=== Instructions for the task ===
If a line in the entries below holds the string "Filters", copy it.

=== Supplied data ===

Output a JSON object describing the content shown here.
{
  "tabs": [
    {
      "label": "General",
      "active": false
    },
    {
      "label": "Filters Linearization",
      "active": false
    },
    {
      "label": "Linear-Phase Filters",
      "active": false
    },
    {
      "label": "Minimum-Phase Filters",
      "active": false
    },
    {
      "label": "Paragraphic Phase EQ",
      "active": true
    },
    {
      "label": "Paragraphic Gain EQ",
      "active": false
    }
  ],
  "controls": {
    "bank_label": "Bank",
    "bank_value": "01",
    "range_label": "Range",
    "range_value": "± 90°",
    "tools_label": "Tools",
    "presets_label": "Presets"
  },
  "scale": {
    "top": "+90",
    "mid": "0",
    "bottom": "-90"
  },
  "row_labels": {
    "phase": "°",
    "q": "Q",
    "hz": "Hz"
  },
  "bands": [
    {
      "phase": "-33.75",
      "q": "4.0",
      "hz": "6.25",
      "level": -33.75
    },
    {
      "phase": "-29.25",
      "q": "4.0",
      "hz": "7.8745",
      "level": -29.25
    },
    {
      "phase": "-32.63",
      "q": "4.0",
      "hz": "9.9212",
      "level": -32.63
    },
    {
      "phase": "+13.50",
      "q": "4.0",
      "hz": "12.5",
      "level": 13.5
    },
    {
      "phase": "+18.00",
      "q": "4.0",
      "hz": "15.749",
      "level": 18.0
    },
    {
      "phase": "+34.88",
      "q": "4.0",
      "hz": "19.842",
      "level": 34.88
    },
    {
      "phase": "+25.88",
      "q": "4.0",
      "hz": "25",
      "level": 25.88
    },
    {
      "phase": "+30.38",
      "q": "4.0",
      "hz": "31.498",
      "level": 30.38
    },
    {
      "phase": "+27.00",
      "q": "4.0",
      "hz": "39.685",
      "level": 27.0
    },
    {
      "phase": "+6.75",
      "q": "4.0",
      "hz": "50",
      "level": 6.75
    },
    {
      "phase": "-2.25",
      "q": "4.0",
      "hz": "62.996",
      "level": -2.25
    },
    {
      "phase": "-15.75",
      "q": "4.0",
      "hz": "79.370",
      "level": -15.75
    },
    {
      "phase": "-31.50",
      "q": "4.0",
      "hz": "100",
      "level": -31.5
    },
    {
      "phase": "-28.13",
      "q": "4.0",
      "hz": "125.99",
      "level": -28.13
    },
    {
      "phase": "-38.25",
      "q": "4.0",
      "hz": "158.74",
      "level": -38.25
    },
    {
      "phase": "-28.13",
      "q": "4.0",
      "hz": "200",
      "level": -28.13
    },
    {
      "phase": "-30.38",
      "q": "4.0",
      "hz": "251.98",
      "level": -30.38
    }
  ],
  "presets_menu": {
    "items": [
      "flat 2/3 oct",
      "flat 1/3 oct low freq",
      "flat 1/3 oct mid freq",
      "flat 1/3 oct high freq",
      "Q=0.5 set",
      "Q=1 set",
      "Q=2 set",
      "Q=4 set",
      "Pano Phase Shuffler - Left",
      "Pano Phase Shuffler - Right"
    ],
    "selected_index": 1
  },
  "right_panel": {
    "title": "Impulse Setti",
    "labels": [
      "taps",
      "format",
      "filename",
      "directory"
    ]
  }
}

=== Task solution ===
      "label": "Filters Linearization",
      "label": "Linear-Phase Filters",
      "label": "Minimum-Phase Filters",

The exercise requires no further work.